**Exercise directions**
Every line containing "Groupomania" should be copied out. Go through the entries and find them.

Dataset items
:::::
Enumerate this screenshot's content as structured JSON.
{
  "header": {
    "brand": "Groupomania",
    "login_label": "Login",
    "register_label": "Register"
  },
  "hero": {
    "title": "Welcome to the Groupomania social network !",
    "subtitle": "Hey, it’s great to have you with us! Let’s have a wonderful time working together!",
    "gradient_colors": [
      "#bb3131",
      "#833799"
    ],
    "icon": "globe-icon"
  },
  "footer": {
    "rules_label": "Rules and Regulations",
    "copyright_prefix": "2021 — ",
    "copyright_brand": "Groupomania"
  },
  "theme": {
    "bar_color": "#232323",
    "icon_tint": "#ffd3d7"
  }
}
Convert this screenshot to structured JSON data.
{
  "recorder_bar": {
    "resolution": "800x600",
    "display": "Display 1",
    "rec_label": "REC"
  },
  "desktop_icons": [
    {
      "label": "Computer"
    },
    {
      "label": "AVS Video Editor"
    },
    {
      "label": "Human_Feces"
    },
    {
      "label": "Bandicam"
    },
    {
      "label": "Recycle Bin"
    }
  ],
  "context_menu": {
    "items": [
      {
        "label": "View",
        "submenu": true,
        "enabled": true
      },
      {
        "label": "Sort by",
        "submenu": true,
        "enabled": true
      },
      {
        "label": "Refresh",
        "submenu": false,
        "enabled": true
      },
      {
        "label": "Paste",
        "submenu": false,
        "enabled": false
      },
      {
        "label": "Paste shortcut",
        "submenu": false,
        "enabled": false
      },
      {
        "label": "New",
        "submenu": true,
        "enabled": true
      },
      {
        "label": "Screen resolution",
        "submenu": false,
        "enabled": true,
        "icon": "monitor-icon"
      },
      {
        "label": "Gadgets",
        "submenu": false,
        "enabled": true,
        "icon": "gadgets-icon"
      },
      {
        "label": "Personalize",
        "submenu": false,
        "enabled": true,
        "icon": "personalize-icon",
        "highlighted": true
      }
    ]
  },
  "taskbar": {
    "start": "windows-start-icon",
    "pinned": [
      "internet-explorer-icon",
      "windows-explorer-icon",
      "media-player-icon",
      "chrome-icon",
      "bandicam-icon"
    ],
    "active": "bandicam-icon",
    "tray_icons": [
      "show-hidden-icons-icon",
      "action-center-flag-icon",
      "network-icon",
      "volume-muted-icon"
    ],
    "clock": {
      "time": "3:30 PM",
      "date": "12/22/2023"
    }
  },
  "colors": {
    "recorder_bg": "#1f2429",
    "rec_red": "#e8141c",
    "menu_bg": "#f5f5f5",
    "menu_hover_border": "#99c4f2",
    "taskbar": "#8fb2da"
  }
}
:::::
**Answer section**
    "brand": "Groupomania",
    "title": "Welcome to the Groupomania social network !",
    "copyright_brand": "Groupomania"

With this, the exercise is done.